Elijah ("Lije") Baley is a fictional character in Isaac Asimov's Robot series. He is the main character of the novels The Caves of Steel, The Naked Sun and The Robots of Dawn, and of the short story "Mirror Image." He is seen in flashbacks several times and talked about frequently in Robots and Empire, which is set roughly 160 years after his death. Besides Asimov's works he appears in the Foundation's Friends story "Strip-Runner" by Pamela Sargent, and "Isaac Asimov's 'The Caves Of Steel'" poem by Randall Garrett.
He is a plainclothesman, a homicide detective in the New York City Police Department 3,000 years in the future. He is a doleful character with a quick temper. Like Sherlock Holmes, he is a pipe-smoker – a habit he fights against in The Robots of Dawn. He has a strong sense of duty and loyalty and is very protective of his family and his status. His wife, Jezebel Baley, prefers to be called Jessie. Their son, Bentley, became a leader in the second wave of interplanetary space exploration.
Baley, like most earth-born human beings of his century, is strongly agoraphobic, as The Caves of Steel reveals that most natives of Earth spend lives living in immense domed cities ("caves of steel") and rarely, if ever, travel to the outside surface. Baley's agoraphobia is an important personality characteristic and plot point in several of the novels in which he appears.
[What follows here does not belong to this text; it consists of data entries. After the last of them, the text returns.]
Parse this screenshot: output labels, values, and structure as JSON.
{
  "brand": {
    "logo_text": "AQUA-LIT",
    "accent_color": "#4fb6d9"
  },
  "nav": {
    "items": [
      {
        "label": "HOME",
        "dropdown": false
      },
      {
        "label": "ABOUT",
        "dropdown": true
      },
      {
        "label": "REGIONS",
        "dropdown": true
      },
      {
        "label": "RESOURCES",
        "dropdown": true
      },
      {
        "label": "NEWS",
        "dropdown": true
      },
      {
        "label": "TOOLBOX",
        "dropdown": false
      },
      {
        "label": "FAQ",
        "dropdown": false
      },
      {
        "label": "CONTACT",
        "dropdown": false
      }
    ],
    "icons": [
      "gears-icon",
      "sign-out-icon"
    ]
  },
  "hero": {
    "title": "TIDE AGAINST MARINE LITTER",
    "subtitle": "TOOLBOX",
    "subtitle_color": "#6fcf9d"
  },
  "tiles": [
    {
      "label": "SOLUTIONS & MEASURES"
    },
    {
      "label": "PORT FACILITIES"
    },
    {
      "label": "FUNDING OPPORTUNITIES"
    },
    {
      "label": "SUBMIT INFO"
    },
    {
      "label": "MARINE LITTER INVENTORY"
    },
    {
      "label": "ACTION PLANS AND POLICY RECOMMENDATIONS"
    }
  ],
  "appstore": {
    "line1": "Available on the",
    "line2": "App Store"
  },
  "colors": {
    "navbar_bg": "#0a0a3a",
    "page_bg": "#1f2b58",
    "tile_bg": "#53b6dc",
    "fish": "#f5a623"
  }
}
In the later stories he has limited success in overcoming his agoraphobia, which he recognizes as a potential limitation to his species and more directly his son. (Baley's agoraphobia mirrors Asimov's own personality, who was a well known claustrophile.)
In The Caves of Steel, he is called upon to help solve the murder of a Spacer. The Spacers assign him a robot partner, R. Daneel Olivaw, who becomes his lifelong friend. He meets up with R. Daneel again in The Naked Sun, where again he is asked to investigate the murder of a Spacer, this time on the planet Solaria, making him the first Earthman to leave Earth since the first wave of colonization. Later, in the Robots of Dawn, while investigating another murder on behalf of the Spacers he recognizes R. Giskard's telepathic abilities long before anyone else does. Giskard modifies Baley's mind to prevent him from being able to tell anyone. While off Earth he develops a somewhat romantic and sexual relation with Gladia, a Spacer woman who prompted by meeting him become the first Solarian in centuries to willingly leave Solaria and the last to do so.
In "Robots and Empire" he is seen in a number of flashbacks, in particular over the course of the novel, Giskard, Gladia and finally Daneel all recall the last time they ever met him. Daneel's memory is notable as it covers an extremely elderly Baley bestowing his last words upon Daneel and reveals he perished mere moments after Daneel left his presence (at Baley's request, to prevent the sight of his death from distressing the 3 Laws compliant Daneel). His words have a profound impact on Daneel's behavior even many thousands of years on.
Some details of Baley's life lack continuity throughout the Robot novels. In The Caves of Steel, for example, it is noted that Baley's mother died shortly after his father was declassified (lost his civil classification and therefore all social and economic status), and that Baley did not remember her. However, in The Robots of Dawn, Baley recalls his mother cajoling him to eat her chicken soup and telling him that even the Spacers did not have anything as good. In The Caves of Steel, Baley is also reported to have a sister, but she is never referred to again. In the same way, Baley's intense shame at his father's declassification and the resulting deprivations of his childhood are not referred to in succeeding novels.
Appearances in other media
In the 1969 British television adaptation of The Naked Sun (an episode of the BBC2 series Out of the Unknown), Baley was played by Paul Maxwell.
In the 1988 Kodak VCR game Isaac Asimov's Robots, Baley was played by Steven Rowe.
In the 1989 BBC Radio 4 adaptation of The Caves of Steel, Baley was played by Ed Bishop.
- In Memory Yet Green, (1979, Doubleday)
- In Joy Still Felt, (1980, Doubleday)
- I. Asimov: A Memoir, (1994, Doubleday)
- "Takeoff!" a book by Randall Garrett.